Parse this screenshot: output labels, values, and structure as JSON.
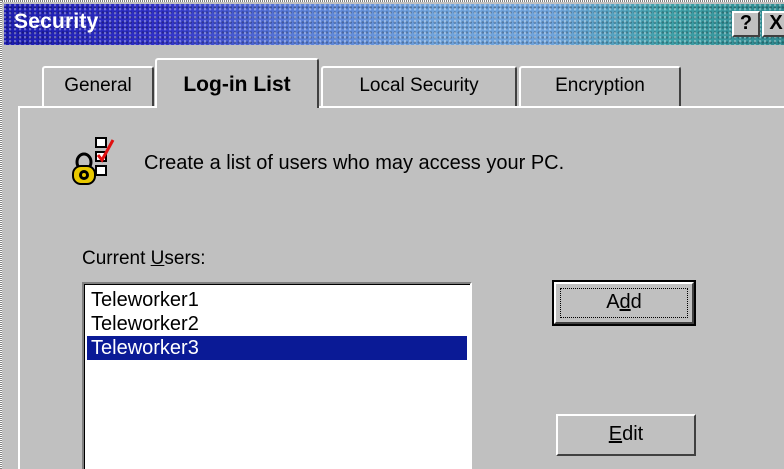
{
  "window": {
    "title": "Security",
    "help_label": "?",
    "close_label": "X"
  },
  "tabs": [
    {
      "label": "General",
      "active": false
    },
    {
      "label": "Log-in List",
      "active": true
    },
    {
      "label": "Local Security",
      "active": false
    },
    {
      "label": "Encryption",
      "active": false
    }
  ],
  "content": {
    "description": "Create a list of users who may access your PC.",
    "users_label_pre": "Current ",
    "users_label_accel": "U",
    "users_label_post": "sers:"
  },
  "users": {
    "items": [
      "Teleworker1",
      "Teleworker2",
      "Teleworker3"
    ],
    "selected": "Teleworker3"
  },
  "buttons": {
    "add_pre": "A",
    "add_accel": "d",
    "add_post": "d",
    "edit_accel": "E",
    "edit_post": "dit"
  },
  "colors": {
    "title_start": "#1c1cb0",
    "title_end": "#2e8a90",
    "selection": "#0a1a96",
    "face": "#c0c0c0"
  }
}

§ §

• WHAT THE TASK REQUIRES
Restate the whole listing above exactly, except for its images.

• FINISHED EXERCISE
Parse this screenshot: output labels, values, and structure as JSON.
{
  "window": {
    "title": "Security",
    "help_label": "?",
    "close_label": "X"
  },
  "tabs": [
    {
      "label": "General",
      "active": false
    },
    {
      "label": "Log-in List",
      "active": true
    },
    {
      "label": "Local Security",
      "active": false
    },
    {
      "label": "Encryption",
      "active": false
    }
  ],
  "content": {
    "description": "Create a list of users who may access your PC.",
    "users_label_pre": "Current ",
    "users_label_accel": "U",
    "users_label_post": "sers:"
  },
  "users": {
    "items": [
      "Teleworker1",
      "Teleworker2",
      "Teleworker3"
    ],
    "selected": "Teleworker3"
  },
  "buttons": {
    "add_pre": "A",
    "add_accel": "d",
    "add_post": "d",
    "edit_accel": "E",
    "edit_post": "dit"
  },
  "colors": {
    "title_start": "#1c1cb0",
    "title_end": "#2e8a90",
    "selection": "#0a1a96",
    "face": "#c0c0c0"
  }
}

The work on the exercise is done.